3. Your website design is not responsive.
Many older sites (even ones that just a couple of years old) are not responsive, meaning they don’t automatically adjust for viewers who may be on devices other than a standard desktop, such as a laptop, tablet or smartphone. With more than 42% of seniors 65 and older saying they own smartphones, and 67% using the internet regularly (see Pew Report on seniors and technology usage), it is critical to have a responsive website.
4. Your website is hard to navigate.
If you were to peruse senior living websites, as we often do, you’d see a pattern. Older sites are organization-centric, with detailed descriptions of the company, its leaders, philosophy, history and so on. While this information is nice to know, today’s seniors and families are more interested in your rates, floor plans, lifestyle options and want to see photos and videos highlighting what you can offer them rather than if your executive went to Yale or has completed a special certification on senior finance.
5. You are not showing up in search results.
When seniors and, especially, their adult children, want to know about senior living in a certain city or town, they go online. Yes, they may have seen a print ad or news story that puts you in a favorable light or heard about you from a friend, but they are going to go search Google or use other browsers to research their options. If you don’t show up on the first page of Google search results, you have a problem. A new website, built with content and images that are search-engine optimized (Read: What is SEO and Why Does it Matter?), is the first step to fixing this big problem.
6. Your website lacks forms.
Many older websites do not include calls to action for gated content – such as a checklist or helpful handout that you provide in exchange for some contact information – and many do not include forms that allow you to ask seniors or adult children to sign up for a tour online. New sites and strategies make this a must. One smaller community we work with gets more than 30 submissions for tours via the home page form each month. This, coupled with other lead generation activities we conduct on their behalf, creates a healthy list of people to talk to about available apartments.
7. The site is hard to update.

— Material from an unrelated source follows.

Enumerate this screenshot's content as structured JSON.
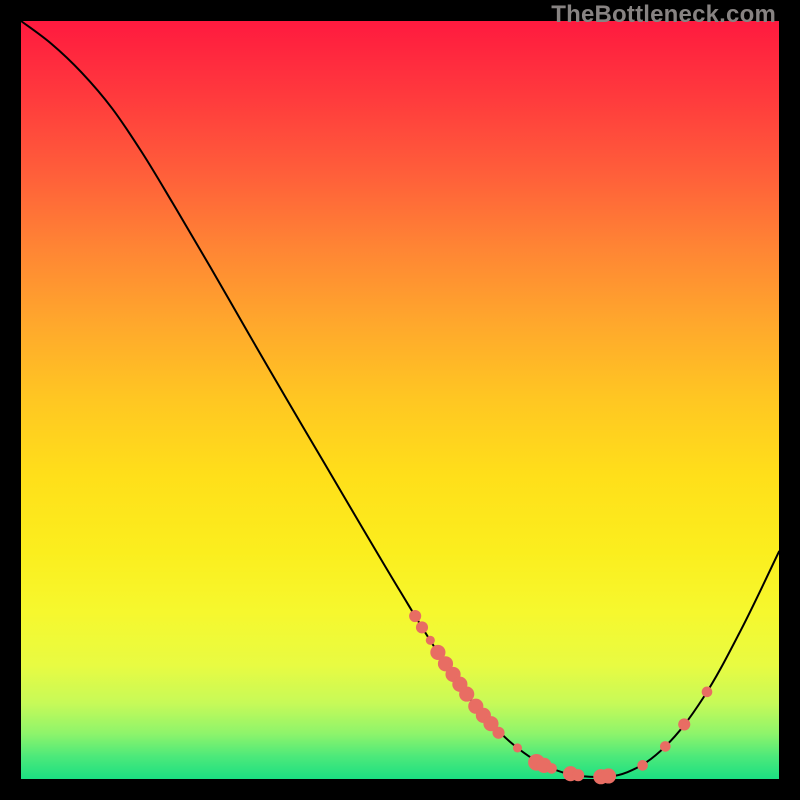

New websites, built on platforms such as WordPress, include easy-to-understand content management systems that allow staff to directly make basic text or photo updates. We typically provide a helpful guide for staff to make basic updates, along with the support they need to make more complex updates, and any organization that sets up your website should do the same.
8. It does not have Google Analytics installed.
For some reason, many older sites and developers didn’t bother to install Analytics when developing the site. It is critical to do this so you can review web traffic patterns and trends, ranging from statistics about how visitors arrived at your site, the duration of the visit to your website, and what pages are most visited. While you can still go back and do this, a new site gives you an opportunity to get Analytics installed throughout the site to maximize your understanding of what is going on behind the scenes.
The quality of the online relationship with your prospects – seniors, their family members, and referral sources – and how well your organization’s website meets their needs has a direct influence on your bottom line. If your site has not been updated in the last couple of years, it should be.
If you’d like to get a sense of where your website stands, give us a call. Our web experts can provide a free mini-assessment that will let you know if your site is just fine or needs work.